* [What the task asks]
Copy each of the records exactly; leave nothing out.

Website and app data records:
Start of Block

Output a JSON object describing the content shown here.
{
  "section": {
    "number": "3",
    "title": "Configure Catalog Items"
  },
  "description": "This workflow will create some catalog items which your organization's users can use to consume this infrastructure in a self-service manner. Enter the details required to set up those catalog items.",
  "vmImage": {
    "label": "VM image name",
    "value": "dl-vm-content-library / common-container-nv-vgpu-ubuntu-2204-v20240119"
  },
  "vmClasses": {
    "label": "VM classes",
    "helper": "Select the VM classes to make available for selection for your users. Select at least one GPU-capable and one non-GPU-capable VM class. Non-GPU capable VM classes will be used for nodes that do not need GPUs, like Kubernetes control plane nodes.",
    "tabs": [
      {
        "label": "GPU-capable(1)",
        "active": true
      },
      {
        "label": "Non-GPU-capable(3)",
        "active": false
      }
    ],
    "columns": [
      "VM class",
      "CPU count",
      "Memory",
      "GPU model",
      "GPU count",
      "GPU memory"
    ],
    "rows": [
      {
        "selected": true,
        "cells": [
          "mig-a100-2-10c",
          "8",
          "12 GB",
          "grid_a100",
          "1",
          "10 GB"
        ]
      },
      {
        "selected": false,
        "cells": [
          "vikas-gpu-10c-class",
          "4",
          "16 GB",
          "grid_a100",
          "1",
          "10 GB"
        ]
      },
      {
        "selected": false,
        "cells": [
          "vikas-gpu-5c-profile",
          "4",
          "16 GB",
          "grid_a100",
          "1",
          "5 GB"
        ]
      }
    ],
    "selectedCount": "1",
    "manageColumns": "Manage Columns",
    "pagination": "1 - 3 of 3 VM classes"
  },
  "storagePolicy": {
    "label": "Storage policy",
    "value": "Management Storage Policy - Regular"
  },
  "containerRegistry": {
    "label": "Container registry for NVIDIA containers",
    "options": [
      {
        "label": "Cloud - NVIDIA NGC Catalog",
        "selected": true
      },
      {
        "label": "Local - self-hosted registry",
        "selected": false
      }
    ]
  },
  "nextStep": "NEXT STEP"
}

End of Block

* [Written response]
Output a JSON object describing the content shown here.
{
  "section": {
    "number": "3",
    "title": "Configure Catalog Items"
  },
  "description": "This workflow will create some catalog items which your organization's users can use to consume this infrastructure in a self-service manner. Enter the details required to set up those catalog items.",
  "vmImage": {
    "label": "VM image name",
    "value": "dl-vm-content-library / common-container-nv-vgpu-ubuntu-2204-v20240119"
  },
  "vmClasses": {
    "label": "VM classes",
    "helper": "Select the VM classes to make available for selection for your users. Select at least one GPU-capable and one non-GPU-capable VM class. Non-GPU capable VM classes will be used for nodes that do not need GPUs, like Kubernetes control plane nodes.",
    "tabs": [
      {
        "label": "GPU-capable(1)",
        "active": true
      },
      {
        "label": "Non-GPU-capable(3)",
        "active": false
      }
    ],
    "columns": [
      "VM class",
      "CPU count",
      "Memory",
      "GPU model",
      "GPU count",
      "GPU memory"
    ],
    "rows": [
      {
        "selected": true,
        "cells": [
          "mig-a100-2-10c",
          "8",
          "12 GB",
          "grid_a100",
          "1",
          "10 GB"
        ]
      },
      {
        "selected": false,
        "cells": [
          "vikas-gpu-10c-class",
          "4",
          "16 GB",
          "grid_a100",
          "1",
          "10 GB"
        ]
      },
      {
        "selected": false,
        "cells": [
          "vikas-gpu-5c-profile",
          "4",
          "16 GB",
          "grid_a100",
          "1",
          "5 GB"
        ]
      }
    ],
    "selectedCount": "1",
    "manageColumns": "Manage Columns",
    "pagination": "1 - 3 of 3 VM classes"
  },
  "storagePolicy": {
    "label": "Storage policy",
    "value": "Management Storage Policy - Regular"
  },
  "containerRegistry": {
    "label": "Container registry for NVIDIA containers",
    "options": [
      {
        "label": "Cloud - NVIDIA NGC Catalog",
        "selected": true
      },
      {
        "label": "Local - self-hosted registry",
        "selected": false
      }
    ]
  },
  "nextStep": "NEXT STEP"
}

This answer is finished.